The last bit I want to talk about with respect to malware, is the speed at which churn between variants occurs. We measure this by counting the number of examples per variant that are discovered, on average, before no new samples show up and a new variant is discovered. In 2015, this number plummeted to 97 examples per variant compared to 2014 where nearly 700 examples were discovered. Ultimately, what this shows is that malware authors and distributors are speeding up their variant release process in their efforts to evade detection. Thankfully, the Webroot model for threat discovery isn’t affected by the speed of new malware development, and instead relies on awareness at each individual endpoint we protect. This ensures that even if the samples per variant drops to one, we are still aware of that individual threat and are able to identify and protect against the infection.
The second threat type I want to talk about is the notorious phishing attack. These are malicious websites that impersonate legitimate websites as they look to steal login credentials and more. The vast majority of phishing URL’s show up in carefully crafted emails that use social engineering techniques to encourage some call to action. A common example is an email claiming your account has been suspended and to log in to restore access.
In 2015, over 4 million phishing URL’s were clicked on by Webroot SecureAnywhere users. The good news is that none of these users had the chance to give away their credentials as SecureAnywhere blocked the URL’s page from loading. The bad news is that that the volume of phishing URL’s has increased considerably over 2014. In 2015, about 50% of WSA users clicked on a phishing URL compared to 30% in 2014. There are a number of factors that are responsible for this increase, but the two main ones are that phishing sites are inexpensive to host and that they are an effective method for collecting credentials. In so long as people can be tricked into clicking on a malicious link, phishing sites aren’t going anywhere.
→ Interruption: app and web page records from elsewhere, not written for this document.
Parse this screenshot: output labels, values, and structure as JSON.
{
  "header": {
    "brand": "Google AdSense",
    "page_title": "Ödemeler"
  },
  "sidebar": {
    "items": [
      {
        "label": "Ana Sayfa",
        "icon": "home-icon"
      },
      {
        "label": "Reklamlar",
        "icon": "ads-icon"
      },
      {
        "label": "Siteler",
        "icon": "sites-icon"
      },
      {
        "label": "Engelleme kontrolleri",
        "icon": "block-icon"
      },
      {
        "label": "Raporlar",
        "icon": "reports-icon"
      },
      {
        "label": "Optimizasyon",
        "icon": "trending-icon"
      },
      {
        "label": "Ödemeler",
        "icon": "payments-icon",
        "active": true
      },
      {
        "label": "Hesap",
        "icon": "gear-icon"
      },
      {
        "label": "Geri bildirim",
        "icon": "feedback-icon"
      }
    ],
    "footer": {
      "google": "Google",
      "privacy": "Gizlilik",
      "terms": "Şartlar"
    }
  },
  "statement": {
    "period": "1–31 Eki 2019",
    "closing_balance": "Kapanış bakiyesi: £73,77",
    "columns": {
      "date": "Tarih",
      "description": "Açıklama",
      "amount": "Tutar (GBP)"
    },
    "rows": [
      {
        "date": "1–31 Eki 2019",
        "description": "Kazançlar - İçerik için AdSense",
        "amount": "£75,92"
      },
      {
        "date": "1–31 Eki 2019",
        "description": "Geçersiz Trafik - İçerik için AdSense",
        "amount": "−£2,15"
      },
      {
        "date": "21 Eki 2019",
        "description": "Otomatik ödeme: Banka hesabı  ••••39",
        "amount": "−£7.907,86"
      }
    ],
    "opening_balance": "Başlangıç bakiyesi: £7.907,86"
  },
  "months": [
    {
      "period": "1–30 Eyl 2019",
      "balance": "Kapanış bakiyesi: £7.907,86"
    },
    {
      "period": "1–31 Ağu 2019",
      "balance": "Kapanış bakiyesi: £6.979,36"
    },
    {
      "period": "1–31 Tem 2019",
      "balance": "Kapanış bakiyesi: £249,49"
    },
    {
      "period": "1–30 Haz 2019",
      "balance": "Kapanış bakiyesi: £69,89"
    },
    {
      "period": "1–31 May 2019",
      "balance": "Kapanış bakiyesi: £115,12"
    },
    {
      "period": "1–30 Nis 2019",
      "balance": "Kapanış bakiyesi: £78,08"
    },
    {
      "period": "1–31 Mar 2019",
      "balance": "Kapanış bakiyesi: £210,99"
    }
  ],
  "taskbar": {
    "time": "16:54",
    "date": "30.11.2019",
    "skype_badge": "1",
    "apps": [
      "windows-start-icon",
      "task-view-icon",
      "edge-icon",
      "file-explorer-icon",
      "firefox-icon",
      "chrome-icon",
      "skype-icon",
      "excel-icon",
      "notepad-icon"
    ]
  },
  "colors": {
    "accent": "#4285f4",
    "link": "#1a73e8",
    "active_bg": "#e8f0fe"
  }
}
The other interesting data around phishing site detection surrounds correlating the phishing site to the company or entity that is being impersonated. In the Threat Brief, we break them into two main categories which are financial institutions and technology companies. When looking at all phishing sites discovered in 2015, a little more than 2/3 of sites were targeting a technology company such as Google or Apple. This might sound odd as you might think that breaking into someone’s bank account would be more valuable. However, quite the opposite is true. Google is by far the number one target of phishing attacks because the value of breaking into someone’s primary email account is very high. The reason is that an email account provides information about what other accounts an individual has (including financial accounts), as well as the ability to reset those accounts’ passwords as the password reset option validates through the associated email address.
This brings me to my final point, which is less about phishing and more about email security. The number one tip I recommend to help improve personal online security is to make sure your primary email account password is unique from all other passwords. This ensures that your email is difficult to break into when a password for another site is compromised. This happens all-too-often by no fault of a user, but rather because businesses are often attacked and credential data is compromised. The first thing hackers do with stolen credential data is to see what other accounts can be accessed. If your email password is unique, there is no chance of it being compromised through a collateral attack.
There are many other interesting observations in the full 2016 Threat Brief, and I encourage you to read the full report.